- Problem to work on: Please reproduce the data exactly, excluding any pictures it contains.

- Provided entries:
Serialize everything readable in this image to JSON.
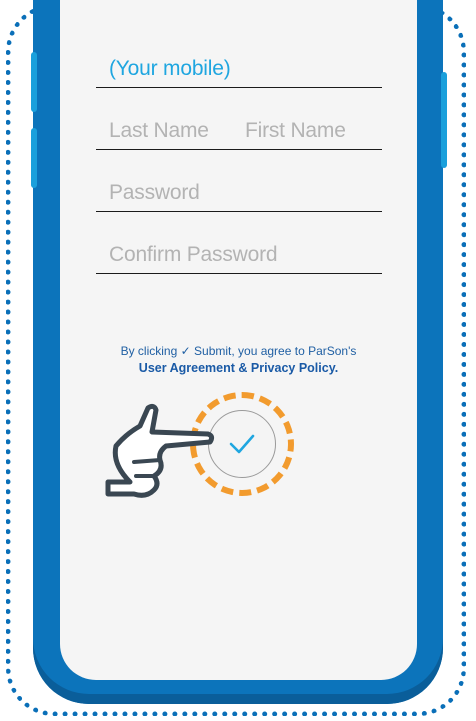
{
  "form": {
    "mobile_placeholder": "(Your mobile)",
    "last_name_placeholder": "Last Name",
    "first_name_placeholder": "First Name",
    "password_placeholder": "Password",
    "confirm_password_placeholder": "Confirm Password"
  },
  "agreement": {
    "prefix": "By clicking",
    "check_glyph": "✓",
    "suffix": "Submit, you agree to ParSon's",
    "link": "User Agreement & Privacy Policy."
  },
  "icons": {
    "submit": "check-icon",
    "pointer": "pointing-hand-icon"
  },
  "colors": {
    "phone_blue": "#0c74bb",
    "accent_cyan": "#1fa6e0",
    "highlight_orange": "#f29b2e",
    "screen_bg": "#f5f5f5"
  }
}
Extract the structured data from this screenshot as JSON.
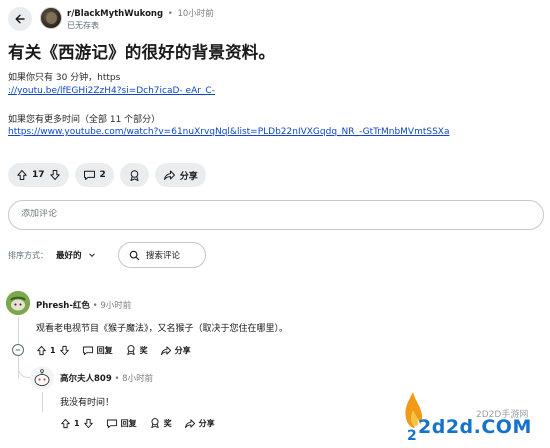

- Expected answer:
Serialize everything readable in this image to JSON.
{
  "form": {
    "mobile_placeholder": "(Your mobile)",
    "last_name_placeholder": "Last Name",
    "first_name_placeholder": "First Name",
    "password_placeholder": "Password",
    "confirm_password_placeholder": "Confirm Password"
  },
  "agreement": {
    "prefix": "By clicking",
    "check_glyph": "✓",
    "suffix": "Submit, you agree to ParSon's",
    "link": "User Agreement & Privacy Policy."
  },
  "icons": {
    "submit": "check-icon",
    "pointer": "pointing-hand-icon"
  },
  "colors": {
    "phone_blue": "#0c74bb",
    "accent_cyan": "#1fa6e0",
    "highlight_orange": "#f29b2e",
    "screen_bg": "#f5f5f5"
  }
}
Extract the structured data from this screenshot as JSON.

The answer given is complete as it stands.